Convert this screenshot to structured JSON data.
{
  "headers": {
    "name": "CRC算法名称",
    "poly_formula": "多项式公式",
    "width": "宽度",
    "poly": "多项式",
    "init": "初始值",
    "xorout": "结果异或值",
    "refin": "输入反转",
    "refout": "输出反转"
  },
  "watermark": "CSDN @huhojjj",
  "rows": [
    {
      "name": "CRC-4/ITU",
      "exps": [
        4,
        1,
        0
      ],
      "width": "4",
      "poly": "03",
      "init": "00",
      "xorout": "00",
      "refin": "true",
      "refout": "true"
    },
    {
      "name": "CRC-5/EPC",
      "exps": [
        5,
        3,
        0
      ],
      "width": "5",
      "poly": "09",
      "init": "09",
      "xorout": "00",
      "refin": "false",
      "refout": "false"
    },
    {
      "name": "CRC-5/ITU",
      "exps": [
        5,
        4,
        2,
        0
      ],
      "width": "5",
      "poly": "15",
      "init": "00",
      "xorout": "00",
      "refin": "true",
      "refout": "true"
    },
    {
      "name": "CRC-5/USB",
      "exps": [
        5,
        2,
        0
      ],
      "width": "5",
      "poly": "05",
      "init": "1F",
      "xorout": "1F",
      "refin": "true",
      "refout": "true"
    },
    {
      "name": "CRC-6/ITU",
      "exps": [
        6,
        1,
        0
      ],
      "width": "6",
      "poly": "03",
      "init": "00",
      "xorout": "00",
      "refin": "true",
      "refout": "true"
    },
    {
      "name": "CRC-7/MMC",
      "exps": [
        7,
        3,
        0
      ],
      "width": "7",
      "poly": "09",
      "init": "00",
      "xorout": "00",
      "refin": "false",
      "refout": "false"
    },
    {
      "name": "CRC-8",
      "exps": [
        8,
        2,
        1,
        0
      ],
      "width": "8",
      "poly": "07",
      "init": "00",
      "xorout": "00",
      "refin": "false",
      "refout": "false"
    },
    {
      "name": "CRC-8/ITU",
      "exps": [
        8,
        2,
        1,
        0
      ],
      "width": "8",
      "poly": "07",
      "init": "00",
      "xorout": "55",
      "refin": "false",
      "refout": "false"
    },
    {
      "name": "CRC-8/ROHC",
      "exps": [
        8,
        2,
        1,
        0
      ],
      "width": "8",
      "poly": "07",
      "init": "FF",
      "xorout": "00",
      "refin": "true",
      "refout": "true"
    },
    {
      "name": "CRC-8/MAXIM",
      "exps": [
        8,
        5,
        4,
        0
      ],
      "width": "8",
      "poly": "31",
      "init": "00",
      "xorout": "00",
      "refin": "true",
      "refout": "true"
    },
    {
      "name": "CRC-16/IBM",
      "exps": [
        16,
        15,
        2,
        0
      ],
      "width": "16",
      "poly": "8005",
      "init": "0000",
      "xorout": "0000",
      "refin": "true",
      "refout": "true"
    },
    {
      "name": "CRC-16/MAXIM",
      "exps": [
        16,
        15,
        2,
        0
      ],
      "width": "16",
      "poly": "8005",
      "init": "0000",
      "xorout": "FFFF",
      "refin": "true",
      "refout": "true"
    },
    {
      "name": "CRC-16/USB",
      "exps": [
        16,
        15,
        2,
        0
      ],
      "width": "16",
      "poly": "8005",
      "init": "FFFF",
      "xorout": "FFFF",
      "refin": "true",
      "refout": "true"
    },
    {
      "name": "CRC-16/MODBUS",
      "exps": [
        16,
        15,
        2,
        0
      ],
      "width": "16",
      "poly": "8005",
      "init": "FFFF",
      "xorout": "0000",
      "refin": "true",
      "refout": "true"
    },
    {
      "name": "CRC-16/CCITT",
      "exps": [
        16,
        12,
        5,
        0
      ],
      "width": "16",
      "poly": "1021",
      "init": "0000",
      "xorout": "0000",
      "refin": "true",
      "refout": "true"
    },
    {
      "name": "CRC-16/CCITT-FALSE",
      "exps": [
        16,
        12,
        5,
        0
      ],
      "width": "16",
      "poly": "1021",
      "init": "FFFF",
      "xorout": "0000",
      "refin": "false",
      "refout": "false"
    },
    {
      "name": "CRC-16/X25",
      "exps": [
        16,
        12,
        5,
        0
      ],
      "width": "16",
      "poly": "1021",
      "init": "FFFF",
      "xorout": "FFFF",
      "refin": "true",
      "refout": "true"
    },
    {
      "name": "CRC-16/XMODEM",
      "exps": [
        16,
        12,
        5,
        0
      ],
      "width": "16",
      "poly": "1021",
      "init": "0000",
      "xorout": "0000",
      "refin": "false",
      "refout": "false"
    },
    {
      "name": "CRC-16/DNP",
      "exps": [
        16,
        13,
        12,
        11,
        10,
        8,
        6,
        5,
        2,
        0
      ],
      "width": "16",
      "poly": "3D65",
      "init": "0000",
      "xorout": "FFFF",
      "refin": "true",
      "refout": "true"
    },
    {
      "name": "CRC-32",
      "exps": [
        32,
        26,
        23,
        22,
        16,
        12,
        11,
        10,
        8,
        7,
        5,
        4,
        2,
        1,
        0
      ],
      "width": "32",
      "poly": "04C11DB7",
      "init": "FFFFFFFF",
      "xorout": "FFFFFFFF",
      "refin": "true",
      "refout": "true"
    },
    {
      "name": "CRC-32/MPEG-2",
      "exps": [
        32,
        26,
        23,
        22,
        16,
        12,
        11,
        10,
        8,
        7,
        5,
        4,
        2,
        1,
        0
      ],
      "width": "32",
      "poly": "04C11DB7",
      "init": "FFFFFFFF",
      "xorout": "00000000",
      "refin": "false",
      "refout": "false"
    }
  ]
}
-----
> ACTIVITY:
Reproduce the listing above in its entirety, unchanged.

> FINAL ANSWER:
Convert this screenshot to structured JSON data.
{
  "headers": {
    "name": "CRC算法名称",
    "poly_formula": "多项式公式",
    "width": "宽度",
    "poly": "多项式",
    "init": "初始值",
    "xorout": "结果异或值",
    "refin": "输入反转",
    "refout": "输出反转"
  },
  "watermark": "CSDN @huhojjj",
  "rows": [
    {
      "name": "CRC-4/ITU",
      "exps": [
        4,
        1,
        0
      ],
      "width": "4",
      "poly": "03",
      "init": "00",
      "xorout": "00",
      "refin": "true",
      "refout": "true"
    },
    {
      "name": "CRC-5/EPC",
      "exps": [
        5,
        3,
        0
      ],
      "width": "5",
      "poly": "09",
      "init": "09",
      "xorout": "00",
      "refin": "false",
      "refout": "false"
    },
    {
      "name": "CRC-5/ITU",
      "exps": [
        5,
        4,
        2,
        0
      ],
      "width": "5",
      "poly": "15",
      "init": "00",
      "xorout": "00",
      "refin": "true",
      "refout": "true"
    },
    {
      "name": "CRC-5/USB",
      "exps": [
        5,
        2,
        0
      ],
      "width": "5",
      "poly": "05",
      "init": "1F",
      "xorout": "1F",
      "refin": "true",
      "refout": "true"
    },
    {
      "name": "CRC-6/ITU",
      "exps": [
        6,
        1,
        0
      ],
      "width": "6",
      "poly": "03",
      "init": "00",
      "xorout": "00",
      "refin": "true",
      "refout": "true"
    },
    {
      "name": "CRC-7/MMC",
      "exps": [
        7,
        3,
        0
      ],
      "width": "7",
      "poly": "09",
      "init": "00",
      "xorout": "00",
      "refin": "false",
      "refout": "false"
    },
    {
      "name": "CRC-8",
      "exps": [
        8,
        2,
        1,
        0
      ],
      "width": "8",
      "poly": "07",
      "init": "00",
      "xorout": "00",
      "refin": "false",
      "refout": "false"
    },
    {
      "name": "CRC-8/ITU",
      "exps": [
        8,
        2,
        1,
        0
      ],
      "width": "8",
      "poly": "07",
      "init": "00",
      "xorout": "55",
      "refin": "false",
      "refout": "false"
    },
    {
      "name": "CRC-8/ROHC",
      "exps": [
        8,
        2,
        1,
        0
      ],
      "width": "8",
      "poly": "07",
      "init": "FF",
      "xorout": "00",
      "refin": "true",
      "refout": "true"
    },
    {
      "name": "CRC-8/MAXIM",
      "exps": [
        8,
        5,
        4,
        0
      ],
      "width": "8",
      "poly": "31",
      "init": "00",
      "xorout": "00",
      "refin": "true",
      "refout": "true"
    },
    {
      "name": "CRC-16/IBM",
      "exps": [
        16,
        15,
        2,
        0
      ],
      "width": "16",
      "poly": "8005",
      "init": "0000",
      "xorout": "0000",
      "refin": "true",
      "refout": "true"
    },
    {
      "name": "CRC-16/MAXIM",
      "exps": [
        16,
        15,
        2,
        0
      ],
      "width": "16",
      "poly": "8005",
      "init": "0000",
      "xorout": "FFFF",
      "refin": "true",
      "refout": "true"
    },
    {
      "name": "CRC-16/USB",
      "exps": [
        16,
        15,
        2,
        0
      ],
      "width": "16",
      "poly": "8005",
      "init": "FFFF",
      "xorout": "FFFF",
      "refin": "true",
      "refout": "true"
    },
    {
      "name": "CRC-16/MODBUS",
      "exps": [
        16,
        15,
        2,
        0
      ],
      "width": "16",
      "poly": "8005",
      "init": "FFFF",
      "xorout": "0000",
      "refin": "true",
      "refout": "true"
    },
    {
      "name": "CRC-16/CCITT",
      "exps": [
        16,
        12,
        5,
        0
      ],
      "width": "16",
      "poly": "1021",
      "init": "0000",
      "xorout": "0000",
      "refin": "true",
      "refout": "true"
    },
    {
      "name": "CRC-16/CCITT-FALSE",
      "exps": [
        16,
        12,
        5,
        0
      ],
      "width": "16",
      "poly": "1021",
      "init": "FFFF",
      "xorout": "0000",
      "refin": "false",
      "refout": "false"
    },
    {
      "name": "CRC-16/X25",
      "exps": [
        16,
        12,
        5,
        0
      ],
      "width": "16",
      "poly": "1021",
      "init": "FFFF",
      "xorout": "FFFF",
      "refin": "true",
      "refout": "true"
    },
    {
      "name": "CRC-16/XMODEM",
      "exps": [
        16,
        12,
        5,
        0
      ],
      "width": "16",
      "poly": "1021",
      "init": "0000",
      "xorout": "0000",
      "refin": "false",
      "refout": "false"
    },
    {
      "name": "CRC-16/DNP",
      "exps": [
        16,
        13,
        12,
        11,
        10,
        8,
        6,
        5,
        2,
        0
      ],
      "width": "16",
      "poly": "3D65",
      "init": "0000",
      "xorout": "FFFF",
      "refin": "true",
      "refout": "true"
    },
    {
      "name": "CRC-32",
      "exps": [
        32,
        26,
        23,
        22,
        16,
        12,
        11,
        10,
        8,
        7,
        5,
        4,
        2,
        1,
        0
      ],
      "width": "32",
      "poly": "04C11DB7",
      "init": "FFFFFFFF",
      "xorout": "FFFFFFFF",
      "refin": "true",
      "refout": "true"
    },
    {
      "name": "CRC-32/MPEG-2",
      "exps": [
        32,
        26,
        23,
        22,
        16,
        12,
        11,
        10,
        8,
        7,
        5,
        4,
        2,
        1,
        0
      ],
      "width": "32",
      "poly": "04C11DB7",
      "init": "FFFFFFFF",
      "xorout": "00000000",
      "refin": "false",
      "refout": "false"
    }
  ]
}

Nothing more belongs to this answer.